Content starts

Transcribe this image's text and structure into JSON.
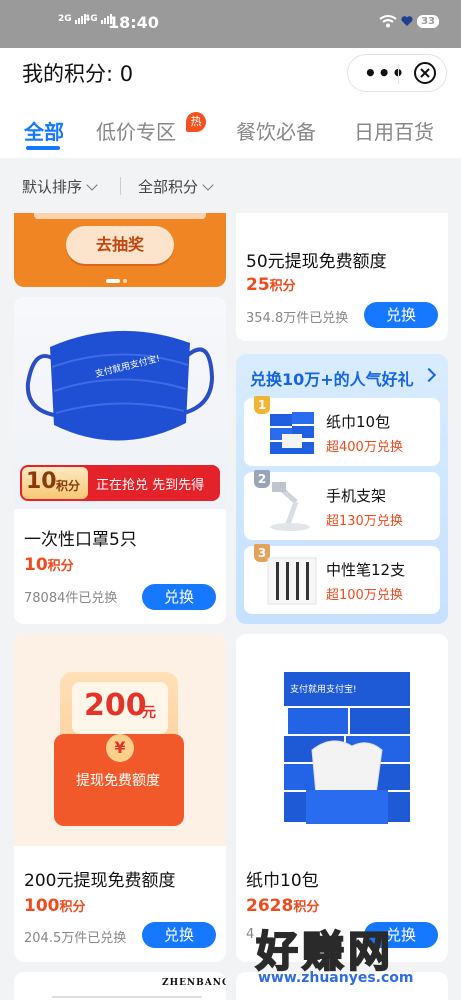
{
  "status_bar": {
    "net1": "2G",
    "net2": "4G",
    "time": "18:40",
    "battery": "33"
  },
  "header": {
    "title": "我的积分: 0",
    "more_icon": "more-icon",
    "close_icon": "close-icon"
  },
  "tabs": [
    {
      "label": "全部",
      "active": true
    },
    {
      "label": "低价专区",
      "badge": "热"
    },
    {
      "label": "餐饮必备"
    },
    {
      "label": "日用百货"
    }
  ],
  "filters": {
    "sort": "默认排序",
    "points": "全部积分"
  },
  "lottery": {
    "button": "去抽奖"
  },
  "cards": {
    "cash50": {
      "title": "50元提现免费额度",
      "points": "25",
      "unit": "积分",
      "sold": "354.8万件已兑换",
      "button": "兑换"
    },
    "mask": {
      "title": "一次性口罩5只",
      "points": "10",
      "unit": "积分",
      "sold": "78084件已兑换",
      "button": "兑换",
      "img_points": "10",
      "img_unit": "积分",
      "img_tag": "正在抢兑 先到先得",
      "img_print": "支付就用支付宝!"
    },
    "cash200": {
      "title": "200元提现免费额度",
      "points": "100",
      "unit": "积分",
      "sold": "204.5万件已兑换",
      "button": "兑换",
      "img_amount": "200",
      "img_yuan": "元",
      "img_symbol": "¥",
      "img_label": "提现免费额度"
    },
    "tissue": {
      "title": "纸巾10包",
      "points": "2628",
      "unit": "积分",
      "sold_partial": "4",
      "button": "兑换",
      "img_print": "支付就用支付宝!"
    }
  },
  "popular": {
    "title": "兑换10万+的人气好礼",
    "items": [
      {
        "rank": "1",
        "name": "纸巾10包",
        "sub": "超400万兑换"
      },
      {
        "rank": "2",
        "name": "手机支架",
        "sub": "超130万兑换"
      },
      {
        "rank": "3",
        "name": "中性笔12支",
        "sub": "超100万兑换"
      }
    ]
  },
  "bottom_peek": {
    "brand": "ZHENBANG"
  },
  "watermark": {
    "text": "好赚网",
    "url": "www.zhuanyes.com"
  },
  "colors": {
    "accent": "#1677ff",
    "points": "#ee4c1e",
    "orange": "#f08524"
  }
}
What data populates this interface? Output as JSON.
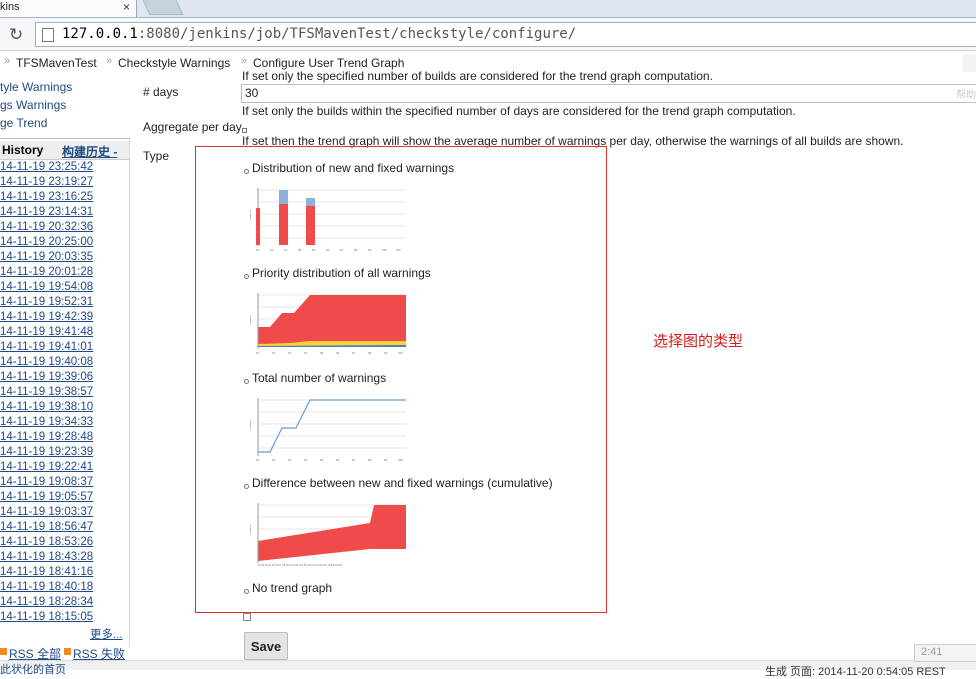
{
  "browser": {
    "tab_title": "kins",
    "tab_close": "×",
    "url_host": "127.0.0.1",
    "url_rest": ":8080/jenkins/job/TFSMavenTest/checkstyle/configure/"
  },
  "breadcrumb": [
    "TFSMavenTest",
    "Checkstyle Warnings",
    "Configure User Trend Graph"
  ],
  "sidebar": {
    "links": [
      "tyle Warnings",
      "gs Warnings",
      "ge Trend"
    ],
    "history_title": "History",
    "history_cn": "构建历史 -",
    "history_rows": [
      "14-11-19 23:25:42",
      "14-11-19 23:19:27",
      "14-11-19 23:16:25",
      "14-11-19 23:14:31",
      "14-11-19 20:32:36",
      "14-11-19 20:25:00",
      "14-11-19 20:03:35",
      "14-11-19 20:01:28",
      "14-11-19 19:54:08",
      "14-11-19 19:52:31",
      "14-11-19 19:42:39",
      "14-11-19 19:41:48",
      "14-11-19 19:41:01",
      "14-11-19 19:40:08",
      "14-11-19 19:39:06",
      "14-11-19 19:38:57",
      "14-11-19 19:38:10",
      "14-11-19 19:34:33",
      "14-11-19 19:28:48",
      "14-11-19 19:23:39",
      "14-11-19 19:22:41",
      "14-11-19 19:08:37",
      "14-11-19 19:05:57",
      "14-11-19 19:03:37",
      "14-11-19 18:56:47",
      "14-11-19 18:53:26",
      "14-11-19 18:43:28",
      "14-11-19 18:41:16",
      "14-11-19 18:40:18",
      "14-11-19 18:28:34",
      "14-11-19 18:15:05"
    ],
    "more": "更多...",
    "rss_all": "RSS 全部",
    "rss_fail": "RSS 失败",
    "bottom_left": "此状化的首页"
  },
  "form": {
    "cut_help": "If set only the specified number of builds are considered for the trend graph computation.",
    "days_label": "# days",
    "days_value": "30",
    "days_help": "If set only the builds within the specified number of days are considered for the trend graph computation.",
    "aggregate_label": "Aggregate per day",
    "aggregate_help": "If set then the trend graph will show the average number of warnings per day, otherwise the warnings of all builds are shown.",
    "type_label": "Type",
    "options": [
      "Distribution of new and fixed warnings",
      "Priority distribution of all warnings",
      "Total number of warnings",
      "Difference between new and fixed warnings (cumulative)",
      "No trend graph"
    ],
    "save_label": "Save"
  },
  "annotation": "选择图的类型",
  "footer": "生成 页面: 2014-11-20 0:54:05 REST",
  "clock": "2:41",
  "ghost": "帮助"
}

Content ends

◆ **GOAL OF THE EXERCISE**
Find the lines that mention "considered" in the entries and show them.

◆ **OUTPUT**
    "cut_help": "If set only the specified number of builds are considered for the trend graph computation.",
    "days_help": "If set only the builds within the specified number of days are considered for the trend graph computation.",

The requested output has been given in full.